The debate has been especially vigorous in states such as Mississippi, where a disproportionate number of people depend on income from government sources.
In his second inaugural address, President Obama told us how he feels. Here’s the quote:
“The commitments we make to each other through Medicare and Medicaid and Social Security, these things do not sap our initiative, they strengthen us. They do not make us a nation of takers; they free us to take the risks that make this nation great.”
You might want to read that again, perhaps a couple of times.

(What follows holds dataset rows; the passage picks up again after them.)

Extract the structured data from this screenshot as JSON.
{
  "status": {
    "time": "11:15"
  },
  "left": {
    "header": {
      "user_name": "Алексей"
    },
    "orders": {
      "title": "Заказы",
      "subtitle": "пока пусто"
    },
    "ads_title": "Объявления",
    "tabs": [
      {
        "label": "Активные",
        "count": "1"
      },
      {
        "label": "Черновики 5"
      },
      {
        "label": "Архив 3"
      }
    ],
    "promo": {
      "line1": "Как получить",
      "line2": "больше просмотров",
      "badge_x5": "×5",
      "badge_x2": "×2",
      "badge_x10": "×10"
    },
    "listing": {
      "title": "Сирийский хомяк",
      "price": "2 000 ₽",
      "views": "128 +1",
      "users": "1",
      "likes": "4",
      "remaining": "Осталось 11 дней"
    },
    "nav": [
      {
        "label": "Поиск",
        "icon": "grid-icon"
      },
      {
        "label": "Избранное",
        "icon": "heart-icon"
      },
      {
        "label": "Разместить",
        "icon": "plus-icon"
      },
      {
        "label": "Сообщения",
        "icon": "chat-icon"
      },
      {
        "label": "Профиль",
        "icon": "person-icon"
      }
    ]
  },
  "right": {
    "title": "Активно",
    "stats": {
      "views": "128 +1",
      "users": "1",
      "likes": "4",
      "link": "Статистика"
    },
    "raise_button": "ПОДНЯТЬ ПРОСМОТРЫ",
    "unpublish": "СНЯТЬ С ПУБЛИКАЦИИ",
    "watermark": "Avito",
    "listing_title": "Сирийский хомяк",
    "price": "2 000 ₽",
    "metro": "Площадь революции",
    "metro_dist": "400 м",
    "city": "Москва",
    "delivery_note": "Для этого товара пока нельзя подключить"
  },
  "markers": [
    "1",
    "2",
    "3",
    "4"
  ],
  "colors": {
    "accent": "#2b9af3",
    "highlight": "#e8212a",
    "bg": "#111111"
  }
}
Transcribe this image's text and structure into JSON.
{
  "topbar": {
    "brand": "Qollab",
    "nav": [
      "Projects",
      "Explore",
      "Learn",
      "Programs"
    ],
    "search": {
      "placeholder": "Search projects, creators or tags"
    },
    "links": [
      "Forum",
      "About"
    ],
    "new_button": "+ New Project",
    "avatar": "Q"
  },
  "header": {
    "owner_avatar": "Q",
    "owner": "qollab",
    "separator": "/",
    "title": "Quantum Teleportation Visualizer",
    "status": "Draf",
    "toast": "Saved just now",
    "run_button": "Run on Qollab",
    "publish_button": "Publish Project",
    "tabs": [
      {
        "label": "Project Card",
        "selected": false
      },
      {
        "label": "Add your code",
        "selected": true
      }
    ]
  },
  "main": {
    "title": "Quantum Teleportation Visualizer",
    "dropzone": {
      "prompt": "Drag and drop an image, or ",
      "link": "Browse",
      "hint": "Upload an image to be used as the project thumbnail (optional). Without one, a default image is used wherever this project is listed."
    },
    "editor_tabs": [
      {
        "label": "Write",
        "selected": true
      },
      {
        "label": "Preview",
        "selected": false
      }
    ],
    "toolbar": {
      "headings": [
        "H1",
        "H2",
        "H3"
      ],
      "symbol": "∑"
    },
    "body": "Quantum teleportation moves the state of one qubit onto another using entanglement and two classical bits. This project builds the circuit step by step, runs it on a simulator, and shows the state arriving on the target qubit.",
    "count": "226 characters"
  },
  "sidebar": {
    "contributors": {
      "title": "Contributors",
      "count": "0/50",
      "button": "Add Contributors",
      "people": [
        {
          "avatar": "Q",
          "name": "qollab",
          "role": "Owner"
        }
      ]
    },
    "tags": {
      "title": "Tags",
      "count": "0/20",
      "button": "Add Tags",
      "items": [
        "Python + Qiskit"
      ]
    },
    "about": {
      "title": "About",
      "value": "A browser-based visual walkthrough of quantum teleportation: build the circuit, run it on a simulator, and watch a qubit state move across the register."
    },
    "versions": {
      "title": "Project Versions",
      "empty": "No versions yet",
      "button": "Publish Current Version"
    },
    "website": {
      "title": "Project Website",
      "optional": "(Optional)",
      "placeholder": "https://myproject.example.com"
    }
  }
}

Some say the two epochs of American history are before the Civil War and since the Civil War. A wiser dividing point might be before and since the Great Depression when federal and state lawmakers decided to become more involved with individuals and with businesses.
We have traced this before. Mississippi was devastated by Mississippi River flooding in 1927. Not one red cent was allocated by Congress for relief. Not one red cent. Same for the San Francisco fire, the Johnstown flood, the Chicago fire and all similar tragedies. It was simply not considered a federal government role to help cities, states or individuals in such situations.
The shift has been 180 degrees.
Hurricane Katrina devastated Mississippi in 2005. Congress, with Thad Cochran and Trent Lott in power positions in the U.S. Senate (and their Republican colleague Haley Barbour in the governor’s office), opened the federal treasury to the state and its people. Depending on what’s included in the tally, at least $10 billion – twice the state’s entire annual general fund budget – poured in. Included were grants to homeowners who had no flood insurance (because their homes were not in declared flood zones).
Since Sandy late last year, Congress has anted up the better part of a $60 billion request for repairs and renovations in the New Jersey, New York region.
Government aid to and involvement with commerce, including agriculture, as well as individuals who need money for food, medicine or rent or who are unable to find jobs, has followed much the same path.
Rather than not helping or being expected to help, city, county and state governments and especially the feds have become the go-to resource. When a cold spell damages the orange crop, everyone expects government to take care of the farmers. When a bank or private pension fund is “too big to fail,” federal law now actually promises taxpayers will not let it. On and on.
Perhaps President Obama didn’t mean to make the connection, but his use of the word “takers” stood out. Remember, Mitt Romney was vilified after telling a group of donors that 47 percent of Americans were “takers,” meaning their only interest in government is what it could do for them.
Conservatives, unlike the liberal president, often take the position that government has, in fact, sucked the life out of initiative; that too few these days “hitch up their britches” (as Barbour would say) because they know government will send them a check, pay their bills, buy their food. (Of course, a problem is their analysis is almost exclusively applied to poverty programs and rarely to bailouts of Wall Street firms, which they often support.)
Anyway, the president’s position is that creating safety nets (for the rich and poor alike) actually frees us to be creative. His take is that if we know we won’t starve, we might be more likely, in his words, to take risks.
The president didn’t settle the debate.
On one hand, many agricultural enterprises as well as companies such as Chrysler, Ford and General Motors have benefitted from being “takers” as have manufacturers in Mississippi, including Nissan and Toyota.
On the other, there’s no discounting a surge in single-parent households has tracked programs where the lower the household income, the greater the aid provided.
President Obama does not mask his belief that wealth distribution is good for America, good for Americans.
Not many people listened to the speech; fewer parsed it for key phrases. But he told us where he stands and why. Those who see things differently might consider doing the same. Were we a better country before Social Security? Medicare? Medicaid? Was it better when everyone was left to fend for themselves?
Charlie Mitchell is a Mississippi journalist. Write to him at Box 1, University, MS 38677, or email firstname.lastname@example.org.